### Exercise goal
Return the complete listing without omission.

Dataset content: Begin

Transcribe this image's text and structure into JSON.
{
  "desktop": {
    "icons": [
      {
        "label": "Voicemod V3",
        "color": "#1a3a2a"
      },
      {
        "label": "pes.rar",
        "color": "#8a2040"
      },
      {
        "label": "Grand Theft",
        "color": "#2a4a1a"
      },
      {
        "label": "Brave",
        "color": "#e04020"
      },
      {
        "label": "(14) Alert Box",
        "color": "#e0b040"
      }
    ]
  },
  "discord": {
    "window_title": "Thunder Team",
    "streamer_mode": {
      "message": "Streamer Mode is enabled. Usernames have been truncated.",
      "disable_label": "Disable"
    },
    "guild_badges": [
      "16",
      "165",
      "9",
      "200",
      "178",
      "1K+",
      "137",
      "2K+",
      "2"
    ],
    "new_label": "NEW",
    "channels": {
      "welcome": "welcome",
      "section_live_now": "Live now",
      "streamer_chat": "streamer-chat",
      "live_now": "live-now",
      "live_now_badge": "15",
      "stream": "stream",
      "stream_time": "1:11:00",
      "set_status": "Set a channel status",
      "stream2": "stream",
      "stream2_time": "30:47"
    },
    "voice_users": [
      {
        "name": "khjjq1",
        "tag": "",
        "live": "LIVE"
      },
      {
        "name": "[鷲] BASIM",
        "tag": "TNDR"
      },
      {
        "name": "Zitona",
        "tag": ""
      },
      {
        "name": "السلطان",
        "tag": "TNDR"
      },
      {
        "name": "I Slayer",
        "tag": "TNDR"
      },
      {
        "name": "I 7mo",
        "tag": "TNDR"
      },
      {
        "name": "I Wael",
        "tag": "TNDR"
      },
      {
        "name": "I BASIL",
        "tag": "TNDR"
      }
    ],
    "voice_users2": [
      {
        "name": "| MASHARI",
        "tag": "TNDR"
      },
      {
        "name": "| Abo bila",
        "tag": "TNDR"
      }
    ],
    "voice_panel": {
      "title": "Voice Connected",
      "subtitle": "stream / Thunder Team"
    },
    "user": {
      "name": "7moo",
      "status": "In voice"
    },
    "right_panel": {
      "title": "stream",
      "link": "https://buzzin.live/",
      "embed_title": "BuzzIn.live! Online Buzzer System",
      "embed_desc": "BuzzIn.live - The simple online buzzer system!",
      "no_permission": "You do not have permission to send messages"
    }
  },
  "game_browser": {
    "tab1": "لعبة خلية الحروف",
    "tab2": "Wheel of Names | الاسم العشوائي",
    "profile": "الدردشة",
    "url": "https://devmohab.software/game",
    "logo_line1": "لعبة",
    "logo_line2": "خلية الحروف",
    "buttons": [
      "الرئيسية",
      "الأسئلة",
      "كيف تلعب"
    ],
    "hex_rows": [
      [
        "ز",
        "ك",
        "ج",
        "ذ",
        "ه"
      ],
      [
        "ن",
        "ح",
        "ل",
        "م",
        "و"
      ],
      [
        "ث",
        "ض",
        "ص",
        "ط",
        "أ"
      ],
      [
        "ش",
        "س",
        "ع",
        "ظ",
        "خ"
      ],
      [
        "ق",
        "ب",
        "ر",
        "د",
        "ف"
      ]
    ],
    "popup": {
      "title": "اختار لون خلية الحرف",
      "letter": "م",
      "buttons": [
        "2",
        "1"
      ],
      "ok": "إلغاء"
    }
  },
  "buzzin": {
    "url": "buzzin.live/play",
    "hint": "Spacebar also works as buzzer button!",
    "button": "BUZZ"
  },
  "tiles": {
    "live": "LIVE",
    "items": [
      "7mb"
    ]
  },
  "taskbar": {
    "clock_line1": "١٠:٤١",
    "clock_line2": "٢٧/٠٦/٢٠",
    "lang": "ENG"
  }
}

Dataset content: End

### Finished task
Transcribe this image's text and structure into JSON.
{
  "desktop": {
    "icons": [
      {
        "label": "Voicemod V3",
        "color": "#1a3a2a"
      },
      {
        "label": "pes.rar",
        "color": "#8a2040"
      },
      {
        "label": "Grand Theft",
        "color": "#2a4a1a"
      },
      {
        "label": "Brave",
        "color": "#e04020"
      },
      {
        "label": "(14) Alert Box",
        "color": "#e0b040"
      }
    ]
  },
  "discord": {
    "window_title": "Thunder Team",
    "streamer_mode": {
      "message": "Streamer Mode is enabled. Usernames have been truncated.",
      "disable_label": "Disable"
    },
    "guild_badges": [
      "16",
      "165",
      "9",
      "200",
      "178",
      "1K+",
      "137",
      "2K+",
      "2"
    ],
    "new_label": "NEW",
    "channels": {
      "welcome": "welcome",
      "section_live_now": "Live now",
      "streamer_chat": "streamer-chat",
      "live_now": "live-now",
      "live_now_badge": "15",
      "stream": "stream",
      "stream_time": "1:11:00",
      "set_status": "Set a channel status",
      "stream2": "stream",
      "stream2_time": "30:47"
    },
    "voice_users": [
      {
        "name": "khjjq1",
        "tag": "",
        "live": "LIVE"
      },
      {
        "name": "[鷲] BASIM",
        "tag": "TNDR"
      },
      {
        "name": "Zitona",
        "tag": ""
      },
      {
        "name": "السلطان",
        "tag": "TNDR"
      },
      {
        "name": "I Slayer",
        "tag": "TNDR"
      },
      {
        "name": "I 7mo",
        "tag": "TNDR"
      },
      {
        "name": "I Wael",
        "tag": "TNDR"
      },
      {
        "name": "I BASIL",
        "tag": "TNDR"
      }
    ],
    "voice_users2": [
      {
        "name": "| MASHARI",
        "tag": "TNDR"
      },
      {
        "name": "| Abo bila",
        "tag": "TNDR"
      }
    ],
    "voice_panel": {
      "title": "Voice Connected",
      "subtitle": "stream / Thunder Team"
    },
    "user": {
      "name": "7moo",
      "status": "In voice"
    },
    "right_panel": {
      "title": "stream",
      "link": "https://buzzin.live/",
      "embed_title": "BuzzIn.live! Online Buzzer System",
      "embed_desc": "BuzzIn.live - The simple online buzzer system!",
      "no_permission": "You do not have permission to send messages"
    }
  },
  "game_browser": {
    "tab1": "لعبة خلية الحروف",
    "tab2": "Wheel of Names | الاسم العشوائي",
    "profile": "الدردشة",
    "url": "https://devmohab.software/game",
    "logo_line1": "لعبة",
    "logo_line2": "خلية الحروف",
    "buttons": [
      "الرئيسية",
      "الأسئلة",
      "كيف تلعب"
    ],
    "hex_rows": [
      [
        "ز",
        "ك",
        "ج",
        "ذ",
        "ه"
      ],
      [
        "ن",
        "ح",
        "ل",
        "م",
        "و"
      ],
      [
        "ث",
        "ض",
        "ص",
        "ط",
        "أ"
      ],
      [
        "ش",
        "س",
        "ع",
        "ظ",
        "خ"
      ],
      [
        "ق",
        "ب",
        "ر",
        "د",
        "ف"
      ]
    ],
    "popup": {
      "title": "اختار لون خلية الحرف",
      "letter": "م",
      "buttons": [
        "2",
        "1"
      ],
      "ok": "إلغاء"
    }
  },
  "buzzin": {
    "url": "buzzin.live/play",
    "hint": "Spacebar also works as buzzer button!",
    "button": "BUZZ"
  },
  "tiles": {
    "live": "LIVE",
    "items": [
      "7mb"
    ]
  },
  "taskbar": {
    "clock_line1": "١٠:٤١",
    "clock_line2": "٢٧/٠٦/٢٠",
    "lang": "ENG"
  }
}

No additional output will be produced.